Phoenix says she is an old woman without an education does she nevertheless seem to have any knowledge that the other characters lack
Eurdora Welty's title provides a clue to the question raised about Phoenix's particular knowledge: Her "worn path" of life has provided her with an experience and acumen that is superior to the people and forces of nature that she encounters. For instance, when the hunter happens upon her and asks her why she is in the ditch, she simply jokes about being a June-bug waiting to be turned over. Careful to tell him anything, Phoenix is vague about where she lives and for what purpose she is out,
"I bound to go to town, mister...The time come around."
When the man mocks her with a generalization about "colored people," Phoenix remains stoic: "The deep lines in her face went into a fierce and different radiation." Instead of reacting, Phoenix distracts the man about the black dog; when he runs off the dog, Phoenix takes advantage of his absence and grabs a nickel that she has noticed fall from his pocket. Then when he returns and cruelly points his gun at her, Phoenix, who knows that he wishes to terrify her, wisely refuses to show fear: "She stood straight and faced him." Her aplomb in this situation denies him the effect he had desired; he shoulders the gun and lies to her, saying he would give her a dime if he had any money with him.

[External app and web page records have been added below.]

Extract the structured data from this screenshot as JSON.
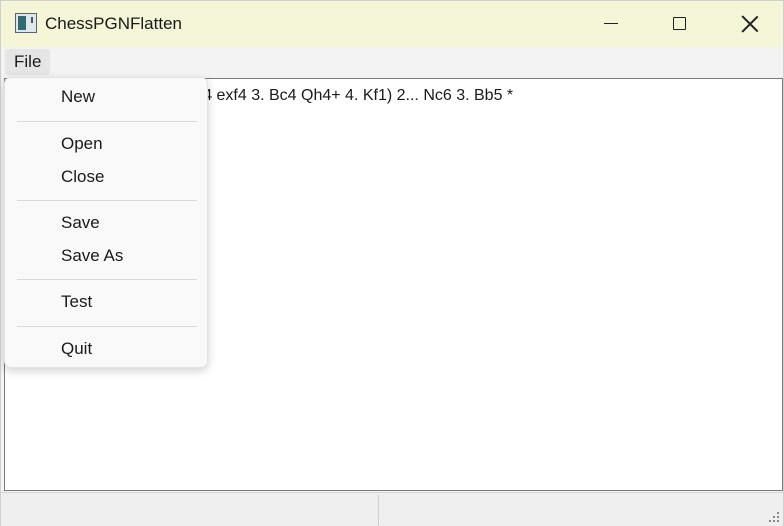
{
  "window": {
    "title": "ChessPGNFlatten",
    "controls": [
      "minimize",
      "maximize",
      "close"
    ],
    "icon": "chess-app-icon"
  },
  "menubar": {
    "file_label": "File"
  },
  "file_menu": {
    "new": "New",
    "open": "Open",
    "close": "Close",
    "save": "Save",
    "save_as": "Save As",
    "test": "Test",
    "quit": "Quit"
  },
  "editor": {
    "visible_text": "Nc3 Nf6) 1... e5 2. Nf3 (2. f4 exf4 3. Bc4 Qh4+ 4. Kf1) 2... Nc6 3. Bb5 *"
  },
  "statusbar": {
    "left": "",
    "right": ""
  },
  "colors": {
    "titlebar": "#f5f5d8",
    "menu_bg": "#f9f9f9",
    "editor_bg": "#ffffff"
  }
}
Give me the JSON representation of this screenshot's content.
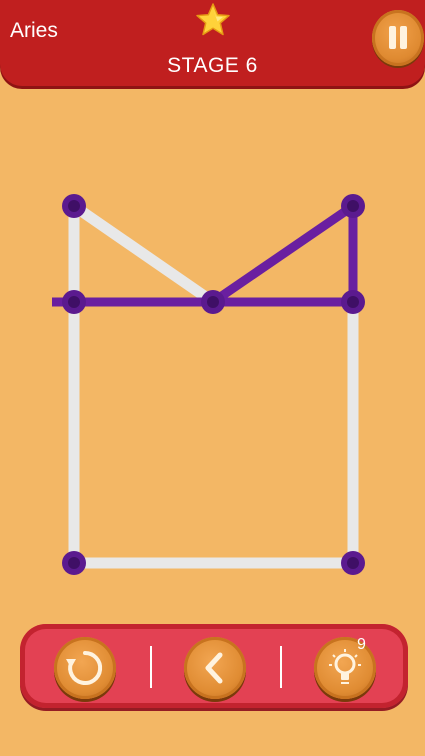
{
  "header": {
    "level_name": "Aries",
    "stage_label": "STAGE 6",
    "star_icon": "star-icon",
    "pause_icon": "pause-icon"
  },
  "puzzle": {
    "total_segments": 8,
    "drawn_segments": 4,
    "colors": {
      "background": "#f3b765",
      "undrawn_line": "#e8e8e8",
      "drawn_line": "#6a1fa0",
      "node": "#5b1a8f"
    }
  },
  "toolbar": {
    "restart_icon": "restart-icon",
    "back_icon": "back-icon",
    "hint_icon": "lightbulb-icon",
    "hint_count": "9"
  }
}
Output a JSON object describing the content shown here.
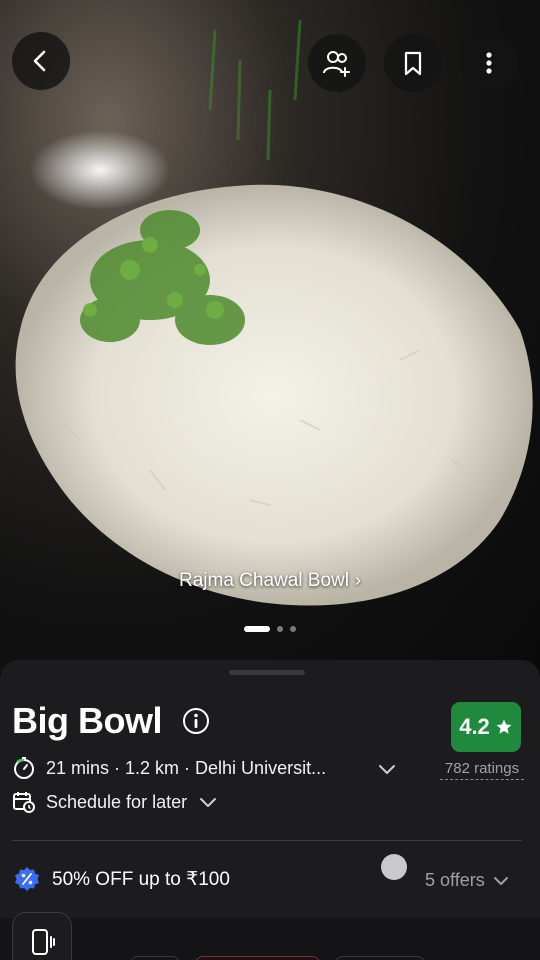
{
  "hero": {
    "dish_caption": "Rajma Chawal Bowl",
    "caption_chevron": "›",
    "carousel_pages": 3,
    "carousel_active_index": 0
  },
  "top_bar": {
    "back_icon": "chevron-left-icon",
    "actions": [
      "add-friends-icon",
      "bookmark-icon",
      "more-vertical-icon"
    ]
  },
  "restaurant": {
    "name": "Big Bowl",
    "rating": "4.2",
    "ratings_count": "782 ratings",
    "delivery_info": "21 mins · 1.2 km · Delhi Universit...",
    "schedule_label": "Schedule for later"
  },
  "offer": {
    "text": "50% OFF up to ₹100",
    "offers_count": "5 offers"
  },
  "colors": {
    "rating_green": "#1f8a3e",
    "sheet_bg": "#1c1c1e",
    "offer_badge_blue": "#3b6cf5"
  }
}
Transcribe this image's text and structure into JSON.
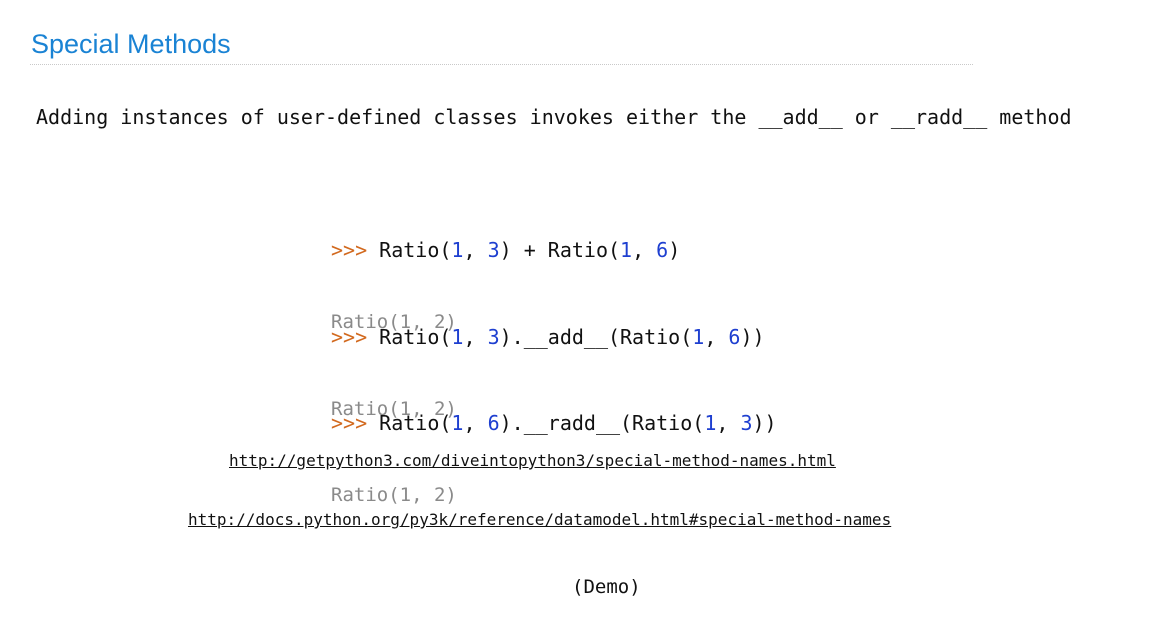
{
  "title": "Special Methods",
  "intro": "Adding instances of user-defined classes invokes either the __add__ or __radd__ method",
  "examples": [
    {
      "prompt": ">>>",
      "input_parts": [
        " Ratio(",
        "1",
        ", ",
        "3",
        ") + Ratio(",
        "1",
        ", ",
        "6",
        ")"
      ],
      "output": "Ratio(1, 2)"
    },
    {
      "prompt": ">>>",
      "input_parts": [
        " Ratio(",
        "1",
        ", ",
        "3",
        ").__add__(Ratio(",
        "1",
        ", ",
        "6",
        "))"
      ],
      "output": "Ratio(1, 2)"
    },
    {
      "prompt": ">>>",
      "input_parts": [
        " Ratio(",
        "1",
        ", ",
        "6",
        ").__radd__(Ratio(",
        "1",
        ", ",
        "3",
        "))"
      ],
      "output": "Ratio(1, 2)"
    }
  ],
  "links": [
    "http://getpython3.com/diveintopython3/special-method-names.html",
    "http://docs.python.org/py3k/reference/datamodel.html#special-method-names"
  ],
  "demo_label": "(Demo)",
  "colors": {
    "title": "#1a83d4",
    "prompt": "#d2691e",
    "number": "#1e3fd0",
    "output": "#8a8a8a"
  }
}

When he tells her to go home, Phoenix assumes a humble position, replying ," I bound to go on my way, mister."
At the clinic, Phoenix asks for the medicine that helps to relieve her grandson's pain. Because it is Chritmas time, an attendant offers her a few pennies. Stiffly, Phoenix replies that five pennies make a nickel, so the attendant gives her one. With the other nickel that fell from the hunter's pocket, Phoenix can buy her grandson a little windmill, a symbol of her victory over the obstacles that she has encountered and her endurance against the subtle persecutions that she suffers from those who call her "Granny" and "Aunt Phoenix."